Fed says economic risks have shrunk, but coronavirus is a concern
The Federal Reserve believes that risks to the U.S. economy have lessened with the easing of trade tensions and better prospects for global growth, but officials note a concern that possible spillovers from a deadly virus in China represent a new threat.
In its semiannual monetary policy report released Friday, the Fed did not signal any imminent changes in its benchmark interest rate, which it cut three times last year to the current historically low range of 1.5% to 1.75%.
The Fed said after quarter-point interest rate cuts at the July, September and October meetings, it viewed the present level of interest rates to be “appropriate to support sustained expansion of economic activity” and a strong labor market and inflation rising to the Fed’s 2% target.
Federal Reserve Chairman Jerome H. Powell will testify before congressional committees on the new report on Tuesday and Wednesday, and his testimony is expected to amplify the Fed’s view that no further changes in interest rates are needed.
Many economists believe the Fed will keep rates unchanged for the entire year, although some analysts think there is still the chance of one more rate cut if risks such as the coronavirus outbreak in China threaten to slow U.S. growth.
The report said the Fed “will continue to monitor the implications of incoming information for the economic outlook as it assesses the appropriate path” for interest rates.
Generally, the report provided an upbeat assessment of economic prospects, noting that risks to the U.S. economy had receded in the latter part of 2019 with the announcement of a Phase One trade agreement that allowed for a cease-fire in the U.S.-China trade war.
In addition, the Fed said a slowdown in global growth, which had dragged down U.S. manufacturing, appeared to be leveling off and that financial market conditions had improved, led by a rebound in the stock market.
But the report cautioned, “The recent emergence of the coronavirus ... could lead to disruptions in China that spill over to the rest of the global economy.”
By law, twice a year the Fed chairman is required to deliver an economic report to the House Financial Services Committee and the Senate Banking Committee explaining the Fed’s views on the economy and its decisions on interest rates.
The new report Friday came out hours after the government reported that the U.S. job market is still solid, adding 225,000 jobs in January as the unemployment rate edged up to 3.6% as a half-million people were encouraged to enter the labor market to look for work.

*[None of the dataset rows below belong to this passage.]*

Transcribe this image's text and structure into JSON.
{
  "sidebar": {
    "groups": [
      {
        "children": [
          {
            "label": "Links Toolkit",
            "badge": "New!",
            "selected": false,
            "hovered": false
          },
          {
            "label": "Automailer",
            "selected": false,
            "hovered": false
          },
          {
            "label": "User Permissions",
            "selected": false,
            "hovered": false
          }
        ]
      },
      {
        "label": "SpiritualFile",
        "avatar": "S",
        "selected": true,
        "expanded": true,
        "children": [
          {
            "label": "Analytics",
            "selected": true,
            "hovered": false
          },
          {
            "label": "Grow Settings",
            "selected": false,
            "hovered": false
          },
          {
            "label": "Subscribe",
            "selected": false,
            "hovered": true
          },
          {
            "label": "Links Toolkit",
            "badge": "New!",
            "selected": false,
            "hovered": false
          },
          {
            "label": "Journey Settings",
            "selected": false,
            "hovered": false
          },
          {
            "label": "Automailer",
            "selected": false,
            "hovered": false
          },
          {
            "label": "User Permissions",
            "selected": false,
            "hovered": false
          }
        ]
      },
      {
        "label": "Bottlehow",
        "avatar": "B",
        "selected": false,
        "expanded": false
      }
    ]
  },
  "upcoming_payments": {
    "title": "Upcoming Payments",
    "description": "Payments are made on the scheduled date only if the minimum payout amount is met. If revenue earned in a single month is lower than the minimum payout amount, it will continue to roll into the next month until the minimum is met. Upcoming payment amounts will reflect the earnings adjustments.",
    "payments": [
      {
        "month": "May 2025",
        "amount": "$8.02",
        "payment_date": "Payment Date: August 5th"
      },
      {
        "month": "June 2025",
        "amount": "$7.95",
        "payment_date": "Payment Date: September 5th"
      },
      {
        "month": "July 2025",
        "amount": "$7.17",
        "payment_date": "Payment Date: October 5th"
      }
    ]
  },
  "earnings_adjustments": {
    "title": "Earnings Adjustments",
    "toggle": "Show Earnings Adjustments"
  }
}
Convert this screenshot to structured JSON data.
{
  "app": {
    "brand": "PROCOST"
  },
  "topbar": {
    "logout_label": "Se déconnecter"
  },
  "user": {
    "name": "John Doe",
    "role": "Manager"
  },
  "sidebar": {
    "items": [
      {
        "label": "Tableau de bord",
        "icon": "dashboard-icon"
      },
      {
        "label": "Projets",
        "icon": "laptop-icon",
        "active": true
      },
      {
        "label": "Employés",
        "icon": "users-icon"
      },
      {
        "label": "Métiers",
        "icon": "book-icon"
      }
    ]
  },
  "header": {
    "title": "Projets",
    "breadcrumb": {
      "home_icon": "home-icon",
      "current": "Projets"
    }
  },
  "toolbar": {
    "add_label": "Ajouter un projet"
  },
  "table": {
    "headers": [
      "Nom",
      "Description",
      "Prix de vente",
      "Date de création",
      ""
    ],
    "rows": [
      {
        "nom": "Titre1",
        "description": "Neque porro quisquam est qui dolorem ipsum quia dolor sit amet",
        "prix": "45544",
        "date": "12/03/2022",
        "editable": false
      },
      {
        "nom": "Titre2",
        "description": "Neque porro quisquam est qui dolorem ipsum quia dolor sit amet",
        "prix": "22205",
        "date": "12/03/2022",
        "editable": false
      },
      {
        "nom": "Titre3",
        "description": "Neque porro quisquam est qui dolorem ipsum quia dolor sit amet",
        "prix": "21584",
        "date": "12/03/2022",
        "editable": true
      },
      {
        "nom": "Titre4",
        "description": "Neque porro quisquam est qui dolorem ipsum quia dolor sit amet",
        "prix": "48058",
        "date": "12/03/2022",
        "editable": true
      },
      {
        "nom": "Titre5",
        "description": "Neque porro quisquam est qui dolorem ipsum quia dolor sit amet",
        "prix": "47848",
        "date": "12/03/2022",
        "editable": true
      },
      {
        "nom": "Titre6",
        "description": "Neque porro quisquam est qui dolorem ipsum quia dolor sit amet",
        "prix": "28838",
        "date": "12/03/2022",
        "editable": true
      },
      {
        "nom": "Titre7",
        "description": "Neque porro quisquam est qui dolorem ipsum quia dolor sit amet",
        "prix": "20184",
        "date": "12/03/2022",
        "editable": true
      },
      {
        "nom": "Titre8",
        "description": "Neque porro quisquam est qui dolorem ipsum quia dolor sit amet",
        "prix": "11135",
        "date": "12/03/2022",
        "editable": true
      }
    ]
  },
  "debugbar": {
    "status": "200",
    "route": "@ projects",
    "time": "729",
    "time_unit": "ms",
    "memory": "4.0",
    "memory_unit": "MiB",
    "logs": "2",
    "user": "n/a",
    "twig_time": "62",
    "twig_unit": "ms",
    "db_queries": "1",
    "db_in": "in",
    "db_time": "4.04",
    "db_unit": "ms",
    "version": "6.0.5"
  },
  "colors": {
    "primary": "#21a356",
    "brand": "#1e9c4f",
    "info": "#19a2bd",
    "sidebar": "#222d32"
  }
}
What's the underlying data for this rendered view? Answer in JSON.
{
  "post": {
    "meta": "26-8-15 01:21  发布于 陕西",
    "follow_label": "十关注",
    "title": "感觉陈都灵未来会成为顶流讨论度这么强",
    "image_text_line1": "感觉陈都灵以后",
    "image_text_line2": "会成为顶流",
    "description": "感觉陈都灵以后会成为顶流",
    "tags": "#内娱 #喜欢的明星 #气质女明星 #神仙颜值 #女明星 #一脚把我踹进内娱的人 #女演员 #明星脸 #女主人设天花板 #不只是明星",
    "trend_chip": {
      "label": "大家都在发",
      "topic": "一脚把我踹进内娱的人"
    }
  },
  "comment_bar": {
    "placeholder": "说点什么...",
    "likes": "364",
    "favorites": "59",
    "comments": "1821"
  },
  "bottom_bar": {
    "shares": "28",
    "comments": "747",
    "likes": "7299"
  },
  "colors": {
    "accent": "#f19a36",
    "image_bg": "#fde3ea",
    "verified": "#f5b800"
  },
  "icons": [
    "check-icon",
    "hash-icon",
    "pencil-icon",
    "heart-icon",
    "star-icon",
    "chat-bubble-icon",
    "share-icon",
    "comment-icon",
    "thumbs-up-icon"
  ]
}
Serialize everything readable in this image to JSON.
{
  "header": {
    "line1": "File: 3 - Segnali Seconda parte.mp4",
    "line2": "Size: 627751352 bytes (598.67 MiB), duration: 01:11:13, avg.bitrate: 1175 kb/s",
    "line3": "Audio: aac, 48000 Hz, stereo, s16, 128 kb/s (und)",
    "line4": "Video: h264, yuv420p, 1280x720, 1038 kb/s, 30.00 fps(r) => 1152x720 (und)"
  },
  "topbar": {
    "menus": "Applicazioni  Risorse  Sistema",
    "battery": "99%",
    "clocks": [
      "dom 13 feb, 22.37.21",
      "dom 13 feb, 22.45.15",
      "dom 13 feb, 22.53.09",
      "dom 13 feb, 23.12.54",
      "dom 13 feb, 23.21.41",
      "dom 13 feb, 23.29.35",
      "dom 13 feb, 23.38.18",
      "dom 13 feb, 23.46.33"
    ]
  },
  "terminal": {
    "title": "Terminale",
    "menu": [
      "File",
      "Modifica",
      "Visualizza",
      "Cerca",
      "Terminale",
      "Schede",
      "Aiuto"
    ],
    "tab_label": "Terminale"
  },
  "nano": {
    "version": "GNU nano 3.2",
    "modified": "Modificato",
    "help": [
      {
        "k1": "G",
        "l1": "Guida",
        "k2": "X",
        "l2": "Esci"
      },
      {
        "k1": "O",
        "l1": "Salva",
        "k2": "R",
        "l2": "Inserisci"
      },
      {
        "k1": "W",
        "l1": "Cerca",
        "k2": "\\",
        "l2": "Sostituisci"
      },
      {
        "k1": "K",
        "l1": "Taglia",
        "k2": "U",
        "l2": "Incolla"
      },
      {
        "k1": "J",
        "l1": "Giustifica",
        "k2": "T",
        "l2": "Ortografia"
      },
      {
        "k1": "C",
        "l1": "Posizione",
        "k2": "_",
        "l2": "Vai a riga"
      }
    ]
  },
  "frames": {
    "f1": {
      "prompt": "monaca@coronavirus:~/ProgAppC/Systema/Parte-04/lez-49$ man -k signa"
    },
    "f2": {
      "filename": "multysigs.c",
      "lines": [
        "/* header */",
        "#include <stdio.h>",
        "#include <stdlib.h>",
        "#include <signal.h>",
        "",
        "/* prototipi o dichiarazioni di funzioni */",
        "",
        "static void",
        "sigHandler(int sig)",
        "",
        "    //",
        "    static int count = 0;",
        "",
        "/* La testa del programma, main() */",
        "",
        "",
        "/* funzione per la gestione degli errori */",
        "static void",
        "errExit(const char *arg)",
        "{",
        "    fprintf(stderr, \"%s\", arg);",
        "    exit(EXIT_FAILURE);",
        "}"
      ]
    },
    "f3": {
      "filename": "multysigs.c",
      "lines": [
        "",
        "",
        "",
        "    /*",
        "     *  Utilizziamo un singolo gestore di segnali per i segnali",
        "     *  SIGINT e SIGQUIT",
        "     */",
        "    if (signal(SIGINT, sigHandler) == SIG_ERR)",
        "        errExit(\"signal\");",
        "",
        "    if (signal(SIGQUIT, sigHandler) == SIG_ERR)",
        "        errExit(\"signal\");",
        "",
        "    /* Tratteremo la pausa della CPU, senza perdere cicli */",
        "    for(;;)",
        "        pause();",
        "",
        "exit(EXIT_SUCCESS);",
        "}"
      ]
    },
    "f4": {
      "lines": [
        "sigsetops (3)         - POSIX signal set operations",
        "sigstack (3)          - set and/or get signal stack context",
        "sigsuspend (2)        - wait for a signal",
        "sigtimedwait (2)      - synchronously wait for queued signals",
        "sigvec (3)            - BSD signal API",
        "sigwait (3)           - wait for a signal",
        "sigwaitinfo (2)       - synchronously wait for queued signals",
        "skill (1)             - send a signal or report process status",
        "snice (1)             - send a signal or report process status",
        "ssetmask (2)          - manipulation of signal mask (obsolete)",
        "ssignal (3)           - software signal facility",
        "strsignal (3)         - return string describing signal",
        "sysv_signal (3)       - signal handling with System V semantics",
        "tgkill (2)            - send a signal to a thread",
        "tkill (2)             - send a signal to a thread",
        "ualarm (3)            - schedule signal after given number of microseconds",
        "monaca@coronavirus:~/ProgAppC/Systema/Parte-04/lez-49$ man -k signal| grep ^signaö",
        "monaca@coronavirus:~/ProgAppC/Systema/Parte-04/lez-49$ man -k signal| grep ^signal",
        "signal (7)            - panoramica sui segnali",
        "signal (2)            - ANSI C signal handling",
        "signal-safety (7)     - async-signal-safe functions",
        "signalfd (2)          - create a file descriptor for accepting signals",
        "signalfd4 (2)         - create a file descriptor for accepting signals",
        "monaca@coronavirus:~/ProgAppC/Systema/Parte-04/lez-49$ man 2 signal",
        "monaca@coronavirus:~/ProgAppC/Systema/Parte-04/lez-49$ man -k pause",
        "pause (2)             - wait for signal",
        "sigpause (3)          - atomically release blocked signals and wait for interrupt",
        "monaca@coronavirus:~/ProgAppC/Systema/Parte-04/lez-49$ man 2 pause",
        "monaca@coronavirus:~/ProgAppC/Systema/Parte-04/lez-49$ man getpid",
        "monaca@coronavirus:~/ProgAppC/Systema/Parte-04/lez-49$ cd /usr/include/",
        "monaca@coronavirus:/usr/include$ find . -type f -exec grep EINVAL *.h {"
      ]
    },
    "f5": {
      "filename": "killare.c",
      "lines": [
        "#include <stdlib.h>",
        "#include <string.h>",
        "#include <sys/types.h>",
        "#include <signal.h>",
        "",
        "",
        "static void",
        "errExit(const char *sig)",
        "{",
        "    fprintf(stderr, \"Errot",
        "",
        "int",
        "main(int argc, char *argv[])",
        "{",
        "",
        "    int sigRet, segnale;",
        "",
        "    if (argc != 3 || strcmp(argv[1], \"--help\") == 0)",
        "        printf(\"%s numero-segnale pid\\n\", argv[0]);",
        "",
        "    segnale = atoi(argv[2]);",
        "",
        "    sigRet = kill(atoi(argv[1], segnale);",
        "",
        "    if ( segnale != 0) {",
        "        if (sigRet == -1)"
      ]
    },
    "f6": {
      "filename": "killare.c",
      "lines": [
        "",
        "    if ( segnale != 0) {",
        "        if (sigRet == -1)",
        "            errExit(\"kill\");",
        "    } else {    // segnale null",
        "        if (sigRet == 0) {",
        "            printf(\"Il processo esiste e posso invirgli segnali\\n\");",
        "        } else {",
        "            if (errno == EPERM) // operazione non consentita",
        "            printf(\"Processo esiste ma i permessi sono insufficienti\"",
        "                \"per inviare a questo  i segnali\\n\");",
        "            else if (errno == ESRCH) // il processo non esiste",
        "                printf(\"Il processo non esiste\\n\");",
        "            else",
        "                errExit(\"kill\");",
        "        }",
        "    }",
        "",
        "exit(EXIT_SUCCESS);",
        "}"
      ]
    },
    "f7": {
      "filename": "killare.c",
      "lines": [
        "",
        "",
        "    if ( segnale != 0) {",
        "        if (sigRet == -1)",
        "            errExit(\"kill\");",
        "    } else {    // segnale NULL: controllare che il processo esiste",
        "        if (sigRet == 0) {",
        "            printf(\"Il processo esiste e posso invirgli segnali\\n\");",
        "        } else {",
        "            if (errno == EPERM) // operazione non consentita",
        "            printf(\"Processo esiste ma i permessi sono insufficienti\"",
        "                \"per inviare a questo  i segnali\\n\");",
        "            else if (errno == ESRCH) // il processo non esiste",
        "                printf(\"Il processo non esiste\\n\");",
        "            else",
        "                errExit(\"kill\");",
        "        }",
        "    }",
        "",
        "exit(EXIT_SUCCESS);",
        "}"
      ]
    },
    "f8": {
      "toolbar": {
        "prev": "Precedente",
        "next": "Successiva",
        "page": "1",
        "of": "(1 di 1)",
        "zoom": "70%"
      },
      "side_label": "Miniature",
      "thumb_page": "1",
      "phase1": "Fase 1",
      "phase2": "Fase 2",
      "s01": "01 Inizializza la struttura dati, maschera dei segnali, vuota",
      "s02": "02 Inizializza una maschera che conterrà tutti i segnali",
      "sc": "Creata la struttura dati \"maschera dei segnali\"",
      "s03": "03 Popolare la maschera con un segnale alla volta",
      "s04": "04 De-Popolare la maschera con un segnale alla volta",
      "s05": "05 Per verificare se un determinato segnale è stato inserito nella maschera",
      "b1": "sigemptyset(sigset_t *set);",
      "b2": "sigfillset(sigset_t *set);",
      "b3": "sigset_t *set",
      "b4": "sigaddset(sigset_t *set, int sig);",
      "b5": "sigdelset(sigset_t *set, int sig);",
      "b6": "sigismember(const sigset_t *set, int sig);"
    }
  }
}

The Fed report contained economic forecasts that all members of the Fed’s rate-setting panel had made in December. The report said that Fed officials believe the unemployment rate will end this year at 3.7% and then rise modestly to 3.8% at the end of 2021 and 3.9% at the end of 2022.
The view from Sacramento
For reporting and exclusive analysis from bureau chief John Myers, get our California Politics newsletter.
You may occasionally receive promotional content from the Los Angeles Times.